Subsequently, six more stores opened in Japan, most recently in Sapporo in June 2006. At that point, Canada and the United Kingdom were the only other countries with Apple stores. However, since that last Japan store, 145 stores have opened in other countries, all while Japan waited and waited.



GE Capital has signed an agreement with a Japanese unit of Imation Corp. —a global scalable storage and data security company headquartered in Oakdale, MN—to provide a revolving credit facility of up to ¥2 billion in Japan (Monitor Daily, August 8).

GE Capital said the facility will act as a liquidity line and, given that it is Japan based and yen denominated, it also will add flexibility to Imation’s global treasury needs.

Other reports said that the credit is in answer to Prime Minister Shinzo Abe’s call for increased funding for smaller companies.

Asset-based lending is a relatively new form of corporate funding in Japan, where lenders typically only lend on hard assets, such as equipment and real estate, GE Capital explained.

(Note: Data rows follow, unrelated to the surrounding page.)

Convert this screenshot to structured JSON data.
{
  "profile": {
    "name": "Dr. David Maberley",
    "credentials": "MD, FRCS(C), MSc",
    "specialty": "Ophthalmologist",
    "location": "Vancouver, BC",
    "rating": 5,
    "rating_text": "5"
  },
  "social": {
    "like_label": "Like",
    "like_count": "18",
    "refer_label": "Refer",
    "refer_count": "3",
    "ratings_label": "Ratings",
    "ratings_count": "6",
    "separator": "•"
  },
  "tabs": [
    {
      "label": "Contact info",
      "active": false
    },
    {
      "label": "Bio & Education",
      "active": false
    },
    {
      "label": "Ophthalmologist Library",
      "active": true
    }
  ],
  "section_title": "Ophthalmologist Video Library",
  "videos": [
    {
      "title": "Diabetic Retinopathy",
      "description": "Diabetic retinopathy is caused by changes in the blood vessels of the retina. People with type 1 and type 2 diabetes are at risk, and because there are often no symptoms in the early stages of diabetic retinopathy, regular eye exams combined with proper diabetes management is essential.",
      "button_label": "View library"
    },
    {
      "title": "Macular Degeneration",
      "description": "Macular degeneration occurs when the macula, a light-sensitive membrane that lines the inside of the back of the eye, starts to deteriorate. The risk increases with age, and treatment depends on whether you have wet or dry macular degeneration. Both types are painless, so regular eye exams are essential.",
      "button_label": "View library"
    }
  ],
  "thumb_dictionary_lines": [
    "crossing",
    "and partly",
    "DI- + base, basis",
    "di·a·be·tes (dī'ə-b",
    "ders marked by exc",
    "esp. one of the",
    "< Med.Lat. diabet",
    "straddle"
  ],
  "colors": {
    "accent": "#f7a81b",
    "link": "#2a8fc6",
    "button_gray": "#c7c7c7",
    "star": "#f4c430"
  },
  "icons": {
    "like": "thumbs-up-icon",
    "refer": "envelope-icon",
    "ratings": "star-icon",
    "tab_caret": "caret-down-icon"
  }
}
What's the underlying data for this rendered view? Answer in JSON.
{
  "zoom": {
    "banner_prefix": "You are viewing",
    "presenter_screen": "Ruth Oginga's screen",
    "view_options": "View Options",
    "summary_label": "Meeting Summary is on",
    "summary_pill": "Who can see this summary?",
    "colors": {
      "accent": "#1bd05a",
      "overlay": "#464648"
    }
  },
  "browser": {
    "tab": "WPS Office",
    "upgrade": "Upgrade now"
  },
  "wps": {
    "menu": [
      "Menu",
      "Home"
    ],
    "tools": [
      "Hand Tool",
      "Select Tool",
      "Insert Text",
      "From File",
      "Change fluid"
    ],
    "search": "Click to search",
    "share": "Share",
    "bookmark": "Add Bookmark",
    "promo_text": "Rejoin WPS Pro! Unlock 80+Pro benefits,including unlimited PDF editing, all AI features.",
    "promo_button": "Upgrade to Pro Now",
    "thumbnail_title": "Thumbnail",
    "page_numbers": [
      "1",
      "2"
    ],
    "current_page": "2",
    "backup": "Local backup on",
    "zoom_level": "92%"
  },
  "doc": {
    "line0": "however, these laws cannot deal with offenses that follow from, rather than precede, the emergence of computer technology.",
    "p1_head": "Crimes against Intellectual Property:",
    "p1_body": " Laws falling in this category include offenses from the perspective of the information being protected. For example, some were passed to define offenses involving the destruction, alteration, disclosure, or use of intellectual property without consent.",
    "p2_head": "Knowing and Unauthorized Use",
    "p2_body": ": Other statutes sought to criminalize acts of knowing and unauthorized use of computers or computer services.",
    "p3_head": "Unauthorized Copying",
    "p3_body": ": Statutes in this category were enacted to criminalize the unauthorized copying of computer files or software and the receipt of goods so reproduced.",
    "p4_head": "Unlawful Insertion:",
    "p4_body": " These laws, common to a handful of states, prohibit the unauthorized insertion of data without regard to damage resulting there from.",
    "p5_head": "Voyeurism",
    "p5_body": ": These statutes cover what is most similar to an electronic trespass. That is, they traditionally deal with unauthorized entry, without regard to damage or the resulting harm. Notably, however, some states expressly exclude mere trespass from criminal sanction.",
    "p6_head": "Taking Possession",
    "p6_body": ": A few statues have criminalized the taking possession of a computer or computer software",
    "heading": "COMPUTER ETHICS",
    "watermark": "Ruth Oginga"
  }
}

Clark D. Griffith, managing director of structured finance at GE Capital Japan, said, “GE Capital’s international footprint creates a capability to lend on cross-border collateral, which thus allows for multi-jurisdiction ABL [asset-based lending]. Normally, assets that are outside the country, or legal jurisdiction, where the ABL is underwritten are considered ineligible as collateral because lenders cannot perfect, or lay claim to assets outside the immediate legal jurisdiction.”